a poetry e-zine










Poems By Jonathan Stone

Don’t call me by name.
Don’t call me anything.
Let me slip through nights and days, brush
the tarnished moon,
like clouds through city sky.
I believe only in people
and their dreams.

I lost my soul a while ago and I thank you
Monsieur Sartre, for I gained faith within.
You allowed me to float through windows and doors
unknown to all who possess bad faith and
forgotten souls. I now roam amongst those extinct
questions of purpose and repose.

This puddle on the street reflects the contours of my face.
You see, silver––
from the moon I follow sleep.
Upon seeing my reflection
the end of the world surrounds me.

Cold, quiet, I close my eyes
and allow myself to sink
into the dark tar of existence, to sleep,
to dream until the day they unearth the bones
of this mortal coil.


The black peppercorns, tiny charcoal stones burn and sting
her palms. She pours them onto the floor,
she sees henna vines adorned with fern leaves
twisting around her fingers, their stalks
run away from her heart, curl into
little nautilus shells, tea-colored and resting at
the borders of her bleeding.

Neither of us could read them, but
we knew what they meant.
She says, “All that I touch I feel push inside my head.”

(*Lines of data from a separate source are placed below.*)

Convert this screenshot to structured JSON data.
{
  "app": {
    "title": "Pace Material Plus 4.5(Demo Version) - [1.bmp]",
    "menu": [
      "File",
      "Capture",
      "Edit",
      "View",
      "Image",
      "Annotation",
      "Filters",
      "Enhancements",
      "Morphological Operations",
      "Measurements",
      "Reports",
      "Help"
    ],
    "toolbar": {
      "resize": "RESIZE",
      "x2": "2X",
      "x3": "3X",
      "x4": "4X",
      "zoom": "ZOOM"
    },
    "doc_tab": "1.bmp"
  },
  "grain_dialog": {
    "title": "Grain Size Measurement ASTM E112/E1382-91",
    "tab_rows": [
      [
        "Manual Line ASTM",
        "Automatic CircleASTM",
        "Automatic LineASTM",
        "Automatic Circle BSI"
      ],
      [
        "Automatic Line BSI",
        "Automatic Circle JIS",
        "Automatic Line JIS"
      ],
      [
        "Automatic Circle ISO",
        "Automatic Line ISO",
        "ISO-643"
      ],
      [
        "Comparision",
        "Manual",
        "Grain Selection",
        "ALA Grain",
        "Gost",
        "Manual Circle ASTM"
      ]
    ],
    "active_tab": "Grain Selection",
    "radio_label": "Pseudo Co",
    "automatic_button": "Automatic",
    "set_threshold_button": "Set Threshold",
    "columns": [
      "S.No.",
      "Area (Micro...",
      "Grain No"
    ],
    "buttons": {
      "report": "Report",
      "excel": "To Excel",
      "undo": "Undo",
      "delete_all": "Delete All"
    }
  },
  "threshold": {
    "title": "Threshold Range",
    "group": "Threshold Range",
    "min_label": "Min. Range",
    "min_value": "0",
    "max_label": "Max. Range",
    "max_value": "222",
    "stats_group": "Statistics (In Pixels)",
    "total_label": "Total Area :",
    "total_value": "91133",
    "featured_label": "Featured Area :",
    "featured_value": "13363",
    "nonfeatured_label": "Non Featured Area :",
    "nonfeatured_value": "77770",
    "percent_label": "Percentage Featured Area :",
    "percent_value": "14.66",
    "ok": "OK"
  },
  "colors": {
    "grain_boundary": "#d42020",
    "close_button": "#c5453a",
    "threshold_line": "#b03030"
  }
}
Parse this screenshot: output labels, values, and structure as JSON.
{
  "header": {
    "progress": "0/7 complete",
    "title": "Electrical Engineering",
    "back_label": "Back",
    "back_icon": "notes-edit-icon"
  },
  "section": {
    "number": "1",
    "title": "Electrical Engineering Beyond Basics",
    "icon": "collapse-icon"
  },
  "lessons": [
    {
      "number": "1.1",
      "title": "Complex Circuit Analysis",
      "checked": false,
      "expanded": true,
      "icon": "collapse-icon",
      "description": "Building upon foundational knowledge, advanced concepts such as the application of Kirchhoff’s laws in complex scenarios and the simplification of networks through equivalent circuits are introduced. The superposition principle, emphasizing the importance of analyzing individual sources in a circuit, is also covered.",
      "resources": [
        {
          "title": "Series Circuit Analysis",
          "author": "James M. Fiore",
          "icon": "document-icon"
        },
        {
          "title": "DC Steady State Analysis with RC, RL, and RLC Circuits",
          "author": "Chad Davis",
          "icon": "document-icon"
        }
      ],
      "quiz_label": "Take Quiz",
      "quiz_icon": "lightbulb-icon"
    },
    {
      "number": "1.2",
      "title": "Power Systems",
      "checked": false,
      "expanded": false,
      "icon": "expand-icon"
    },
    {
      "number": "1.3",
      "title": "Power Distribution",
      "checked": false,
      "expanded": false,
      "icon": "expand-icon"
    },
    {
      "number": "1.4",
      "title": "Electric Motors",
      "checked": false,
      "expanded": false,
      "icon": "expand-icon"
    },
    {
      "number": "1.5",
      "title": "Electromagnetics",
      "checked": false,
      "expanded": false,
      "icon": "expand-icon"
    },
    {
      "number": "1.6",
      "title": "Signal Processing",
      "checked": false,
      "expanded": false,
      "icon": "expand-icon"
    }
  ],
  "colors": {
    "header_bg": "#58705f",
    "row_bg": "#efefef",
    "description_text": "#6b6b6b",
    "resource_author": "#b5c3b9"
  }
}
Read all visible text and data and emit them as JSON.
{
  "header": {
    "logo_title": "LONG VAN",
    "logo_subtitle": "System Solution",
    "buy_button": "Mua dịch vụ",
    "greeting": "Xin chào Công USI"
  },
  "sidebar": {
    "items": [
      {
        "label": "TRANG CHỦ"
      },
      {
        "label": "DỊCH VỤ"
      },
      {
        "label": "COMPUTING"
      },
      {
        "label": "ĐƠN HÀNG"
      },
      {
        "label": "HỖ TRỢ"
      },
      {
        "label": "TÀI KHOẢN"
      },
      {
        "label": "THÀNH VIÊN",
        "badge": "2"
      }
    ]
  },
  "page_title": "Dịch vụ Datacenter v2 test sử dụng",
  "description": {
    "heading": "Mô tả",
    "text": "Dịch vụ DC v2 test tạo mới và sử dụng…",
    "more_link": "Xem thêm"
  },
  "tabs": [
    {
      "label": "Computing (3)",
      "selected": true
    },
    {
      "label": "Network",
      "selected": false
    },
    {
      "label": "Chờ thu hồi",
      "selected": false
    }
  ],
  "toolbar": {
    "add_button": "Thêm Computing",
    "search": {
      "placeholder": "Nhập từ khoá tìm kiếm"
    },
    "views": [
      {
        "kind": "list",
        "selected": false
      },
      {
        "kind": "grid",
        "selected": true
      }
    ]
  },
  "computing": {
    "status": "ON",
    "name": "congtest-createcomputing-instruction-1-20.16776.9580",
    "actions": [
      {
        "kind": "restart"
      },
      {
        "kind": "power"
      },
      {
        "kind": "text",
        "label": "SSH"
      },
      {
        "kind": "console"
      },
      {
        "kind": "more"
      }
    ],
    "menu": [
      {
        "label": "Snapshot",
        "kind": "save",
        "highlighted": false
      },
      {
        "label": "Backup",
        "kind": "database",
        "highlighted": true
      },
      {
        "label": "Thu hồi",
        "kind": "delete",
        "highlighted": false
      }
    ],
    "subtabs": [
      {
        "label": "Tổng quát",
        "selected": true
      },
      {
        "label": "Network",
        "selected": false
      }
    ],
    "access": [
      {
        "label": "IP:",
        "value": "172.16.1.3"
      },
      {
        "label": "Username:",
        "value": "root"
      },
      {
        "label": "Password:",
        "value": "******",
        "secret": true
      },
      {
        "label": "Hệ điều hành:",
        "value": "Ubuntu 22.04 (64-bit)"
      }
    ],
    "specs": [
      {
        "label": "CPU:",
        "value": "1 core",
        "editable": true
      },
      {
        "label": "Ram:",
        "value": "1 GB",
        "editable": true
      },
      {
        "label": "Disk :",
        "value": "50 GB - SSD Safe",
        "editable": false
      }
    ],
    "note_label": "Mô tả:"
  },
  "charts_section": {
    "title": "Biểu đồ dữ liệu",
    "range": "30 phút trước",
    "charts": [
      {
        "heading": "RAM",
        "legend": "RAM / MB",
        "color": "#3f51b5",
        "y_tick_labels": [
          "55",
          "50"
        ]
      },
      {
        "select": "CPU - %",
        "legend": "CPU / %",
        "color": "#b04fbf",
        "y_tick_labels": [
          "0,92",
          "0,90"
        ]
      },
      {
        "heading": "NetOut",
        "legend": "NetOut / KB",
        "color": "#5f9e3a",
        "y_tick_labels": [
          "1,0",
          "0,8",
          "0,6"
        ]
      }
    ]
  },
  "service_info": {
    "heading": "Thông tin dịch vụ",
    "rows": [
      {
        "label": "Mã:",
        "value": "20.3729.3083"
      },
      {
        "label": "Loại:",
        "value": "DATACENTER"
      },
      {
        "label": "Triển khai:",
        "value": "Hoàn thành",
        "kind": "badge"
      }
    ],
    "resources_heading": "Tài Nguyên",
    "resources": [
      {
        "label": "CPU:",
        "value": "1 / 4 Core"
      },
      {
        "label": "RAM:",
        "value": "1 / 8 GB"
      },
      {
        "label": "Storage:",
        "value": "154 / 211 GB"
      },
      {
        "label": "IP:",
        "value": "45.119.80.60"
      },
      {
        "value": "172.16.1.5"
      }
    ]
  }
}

Behind thick, throbbing layers of firm sensation,
billions of blind albino arachnids fire and pulse their silky strands,
desperate and relentless, across one another.
She felt it coming, that muffled scream
clawing inside the chamber of her skull, demanding
an immaculate release.
Finally, their message is complete.


A mosaic of desire and memory,
dreams flash with foreign landscapes.
Two candles burn: same wax, different wicks.
You believe you can somehow think tomorrow through,
prepare yourself, know what to expect;
but it doesn’t always pan out.
It’s amazing more people don’t go insane
with so much changing.

Like your friend who stripped in that electronics store,
and walked around with his arms out-stretched so that
he could save everyone from drowning in the coming flood.
He needed to carry us to higher ground, he said.

While browsing the hardware store today,
I felt a rumble in the earth. I heard a thunder rolling toward me.
I swear to God the ocean receded so far from shore
that fish were left flapping on the beach, gasping for water.
I began to unbuckle my pants and held my breath
when a clerk asked if I needed any help.
Yes, I do.
I need you.

Jonathan Stone lives in Portland, Oregon with his wife and son. He has a B.A. in English Literature, and a passion for poetry. His most recent publication was in the avant-guard magazine, Pathos, out of Portland.

Copyright 2008  Chantarelle's Notebook